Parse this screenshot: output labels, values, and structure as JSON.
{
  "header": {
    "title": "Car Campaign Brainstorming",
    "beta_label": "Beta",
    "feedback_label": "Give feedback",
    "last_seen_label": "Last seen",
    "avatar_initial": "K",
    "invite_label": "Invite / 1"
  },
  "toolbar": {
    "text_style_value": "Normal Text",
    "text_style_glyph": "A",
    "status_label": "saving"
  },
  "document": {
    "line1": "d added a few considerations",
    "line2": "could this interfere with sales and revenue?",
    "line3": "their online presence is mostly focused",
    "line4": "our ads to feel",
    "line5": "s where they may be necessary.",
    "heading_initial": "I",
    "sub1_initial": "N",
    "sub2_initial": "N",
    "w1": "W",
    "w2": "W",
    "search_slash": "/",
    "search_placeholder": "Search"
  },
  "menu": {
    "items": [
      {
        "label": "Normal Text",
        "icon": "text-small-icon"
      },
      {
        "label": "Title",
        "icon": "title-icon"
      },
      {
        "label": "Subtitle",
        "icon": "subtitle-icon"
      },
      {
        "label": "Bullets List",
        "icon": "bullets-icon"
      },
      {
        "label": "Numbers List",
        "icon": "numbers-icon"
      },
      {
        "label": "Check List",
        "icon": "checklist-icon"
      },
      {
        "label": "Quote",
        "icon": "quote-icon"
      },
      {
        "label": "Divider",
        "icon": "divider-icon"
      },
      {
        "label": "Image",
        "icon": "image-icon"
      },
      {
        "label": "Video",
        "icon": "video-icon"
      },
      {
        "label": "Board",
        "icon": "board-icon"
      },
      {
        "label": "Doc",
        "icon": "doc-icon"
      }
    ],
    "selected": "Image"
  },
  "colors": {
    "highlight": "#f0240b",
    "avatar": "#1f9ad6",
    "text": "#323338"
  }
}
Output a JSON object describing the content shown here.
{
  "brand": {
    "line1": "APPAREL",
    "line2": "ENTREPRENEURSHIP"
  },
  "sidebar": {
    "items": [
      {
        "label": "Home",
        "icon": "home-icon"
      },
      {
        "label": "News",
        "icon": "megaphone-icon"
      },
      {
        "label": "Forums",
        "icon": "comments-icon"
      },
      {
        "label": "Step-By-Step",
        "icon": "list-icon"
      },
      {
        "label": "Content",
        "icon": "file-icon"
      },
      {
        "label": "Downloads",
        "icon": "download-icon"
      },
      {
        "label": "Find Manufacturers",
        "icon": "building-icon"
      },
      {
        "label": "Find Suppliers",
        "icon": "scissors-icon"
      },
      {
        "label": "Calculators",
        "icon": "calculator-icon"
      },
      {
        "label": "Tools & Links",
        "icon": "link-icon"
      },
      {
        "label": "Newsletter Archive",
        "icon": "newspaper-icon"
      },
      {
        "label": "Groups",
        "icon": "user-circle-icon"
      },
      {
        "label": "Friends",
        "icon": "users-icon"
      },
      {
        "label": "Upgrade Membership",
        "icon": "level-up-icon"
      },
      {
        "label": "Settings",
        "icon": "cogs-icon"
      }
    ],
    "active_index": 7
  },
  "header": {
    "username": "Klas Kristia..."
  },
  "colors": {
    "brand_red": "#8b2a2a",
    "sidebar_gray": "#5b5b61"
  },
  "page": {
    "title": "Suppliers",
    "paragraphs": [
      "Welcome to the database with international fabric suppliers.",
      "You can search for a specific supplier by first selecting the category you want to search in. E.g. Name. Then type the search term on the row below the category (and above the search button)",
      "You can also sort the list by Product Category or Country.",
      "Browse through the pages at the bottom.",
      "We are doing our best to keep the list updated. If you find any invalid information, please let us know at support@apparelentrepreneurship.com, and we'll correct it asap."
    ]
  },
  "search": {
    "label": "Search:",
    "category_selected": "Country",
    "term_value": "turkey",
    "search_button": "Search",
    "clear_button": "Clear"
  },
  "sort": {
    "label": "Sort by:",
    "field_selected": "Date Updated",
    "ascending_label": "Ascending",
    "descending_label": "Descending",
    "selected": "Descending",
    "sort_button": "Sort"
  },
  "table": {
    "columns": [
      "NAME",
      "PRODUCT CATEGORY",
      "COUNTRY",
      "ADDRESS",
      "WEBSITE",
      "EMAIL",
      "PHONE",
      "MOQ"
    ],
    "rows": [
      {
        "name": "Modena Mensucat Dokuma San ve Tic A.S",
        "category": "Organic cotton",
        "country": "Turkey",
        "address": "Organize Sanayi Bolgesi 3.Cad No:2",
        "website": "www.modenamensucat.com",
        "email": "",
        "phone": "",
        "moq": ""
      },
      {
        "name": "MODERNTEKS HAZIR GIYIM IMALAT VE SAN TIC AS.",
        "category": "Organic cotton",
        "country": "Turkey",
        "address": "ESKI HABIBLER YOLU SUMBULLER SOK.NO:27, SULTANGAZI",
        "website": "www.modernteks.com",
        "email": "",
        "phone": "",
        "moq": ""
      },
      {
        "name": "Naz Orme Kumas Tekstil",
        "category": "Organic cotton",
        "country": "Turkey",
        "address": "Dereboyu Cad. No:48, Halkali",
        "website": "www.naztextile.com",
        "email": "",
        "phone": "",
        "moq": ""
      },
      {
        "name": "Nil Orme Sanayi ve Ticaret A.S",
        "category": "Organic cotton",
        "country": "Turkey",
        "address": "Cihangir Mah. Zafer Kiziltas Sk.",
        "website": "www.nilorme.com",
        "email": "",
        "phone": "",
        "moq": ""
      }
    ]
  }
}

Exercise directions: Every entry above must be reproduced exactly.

Completed task:
Parse this screenshot: output labels, values, and structure as JSON.
{
  "header": {
    "title": "Car Campaign Brainstorming",
    "beta_label": "Beta",
    "feedback_label": "Give feedback",
    "last_seen_label": "Last seen",
    "avatar_initial": "K",
    "invite_label": "Invite / 1"
  },
  "toolbar": {
    "text_style_value": "Normal Text",
    "text_style_glyph": "A",
    "status_label": "saving"
  },
  "document": {
    "line1": "d added a few considerations",
    "line2": "could this interfere with sales and revenue?",
    "line3": "their online presence is mostly focused",
    "line4": "our ads to feel",
    "line5": "s where they may be necessary.",
    "heading_initial": "I",
    "sub1_initial": "N",
    "sub2_initial": "N",
    "w1": "W",
    "w2": "W",
    "search_slash": "/",
    "search_placeholder": "Search"
  },
  "menu": {
    "items": [
      {
        "label": "Normal Text",
        "icon": "text-small-icon"
      },
      {
        "label": "Title",
        "icon": "title-icon"
      },
      {
        "label": "Subtitle",
        "icon": "subtitle-icon"
      },
      {
        "label": "Bullets List",
        "icon": "bullets-icon"
      },
      {
        "label": "Numbers List",
        "icon": "numbers-icon"
      },
      {
        "label": "Check List",
        "icon": "checklist-icon"
      },
      {
        "label": "Quote",
        "icon": "quote-icon"
      },
      {
        "label": "Divider",
        "icon": "divider-icon"
      },
      {
        "label": "Image",
        "icon": "image-icon"
      },
      {
        "label": "Video",
        "icon": "video-icon"
      },
      {
        "label": "Board",
        "icon": "board-icon"
      },
      {
        "label": "Doc",
        "icon": "doc-icon"
      }
    ],
    "selected": "Image"
  },
  "colors": {
    "highlight": "#f0240b",
    "avatar": "#1f9ad6",
    "text": "#323338"
  }
}
Output a JSON object describing the content shown here.
{
  "brand": {
    "line1": "APPAREL",
    "line2": "ENTREPRENEURSHIP"
  },
  "sidebar": {
    "items": [
      {
        "label": "Home",
        "icon": "home-icon"
      },
      {
        "label": "News",
        "icon": "megaphone-icon"
      },
      {
        "label": "Forums",
        "icon": "comments-icon"
      },
      {
        "label": "Step-By-Step",
        "icon": "list-icon"
      },
      {
        "label": "Content",
        "icon": "file-icon"
      },
      {
        "label": "Downloads",
        "icon": "download-icon"
      },
      {
        "label": "Find Manufacturers",
        "icon": "building-icon"
      },
      {
        "label": "Find Suppliers",
        "icon": "scissors-icon"
      },
      {
        "label": "Calculators",
        "icon": "calculator-icon"
      },
      {
        "label": "Tools & Links",
        "icon": "link-icon"
      },
      {
        "label": "Newsletter Archive",
        "icon": "newspaper-icon"
      },
      {
        "label": "Groups",
        "icon": "user-circle-icon"
      },
      {
        "label": "Friends",
        "icon": "users-icon"
      },
      {
        "label": "Upgrade Membership",
        "icon": "level-up-icon"
      },
      {
        "label": "Settings",
        "icon": "cogs-icon"
      }
    ],
    "active_index": 7
  },
  "header": {
    "username": "Klas Kristia..."
  },
  "colors": {
    "brand_red": "#8b2a2a",
    "sidebar_gray": "#5b5b61"
  },
  "page": {
    "title": "Suppliers",
    "paragraphs": [
      "Welcome to the database with international fabric suppliers.",
      "You can search for a specific supplier by first selecting the category you want to search in. E.g. Name. Then type the search term on the row below the category (and above the search button)",
      "You can also sort the list by Product Category or Country.",
      "Browse through the pages at the bottom.",
      "We are doing our best to keep the list updated. If you find any invalid information, please let us know at support@apparelentrepreneurship.com, and we'll correct it asap."
    ]
  },
  "search": {
    "label": "Search:",
    "category_selected": "Country",
    "term_value": "turkey",
    "search_button": "Search",
    "clear_button": "Clear"
  },
  "sort": {
    "label": "Sort by:",
    "field_selected": "Date Updated",
    "ascending_label": "Ascending",
    "descending_label": "Descending",
    "selected": "Descending",
    "sort_button": "Sort"
  },
  "table": {
    "columns": [
      "NAME",
      "PRODUCT CATEGORY",
      "COUNTRY",
      "ADDRESS",
      "WEBSITE",
      "EMAIL",
      "PHONE",
      "MOQ"
    ],
    "rows": [
      {
        "name": "Modena Mensucat Dokuma San ve Tic A.S",
        "category": "Organic cotton",
        "country": "Turkey",
        "address": "Organize Sanayi Bolgesi 3.Cad No:2",
        "website": "www.modenamensucat.com",
        "email": "",
        "phone": "",
        "moq": ""
      },
      {
        "name": "MODERNTEKS HAZIR GIYIM IMALAT VE SAN TIC AS.",
        "category": "Organic cotton",
        "country": "Turkey",
        "address": "ESKI HABIBLER YOLU SUMBULLER SOK.NO:27, SULTANGAZI",
        "website": "www.modernteks.com",
        "email": "",
        "phone": "",
        "moq": ""
      },
      {
        "name": "Naz Orme Kumas Tekstil",
        "category": "Organic cotton",
        "country": "Turkey",
        "address": "Dereboyu Cad. No:48, Halkali",
        "website": "www.naztextile.com",
        "email": "",
        "phone": "",
        "moq": ""
      },
      {
        "name": "Nil Orme Sanayi ve Ticaret A.S",
        "category": "Organic cotton",
        "country": "Turkey",
        "address": "Cihangir Mah. Zafer Kiziltas Sk.",
        "website": "www.nilorme.com",
        "email": "",
        "phone": "",
        "moq": ""
      }
    ]
  }
}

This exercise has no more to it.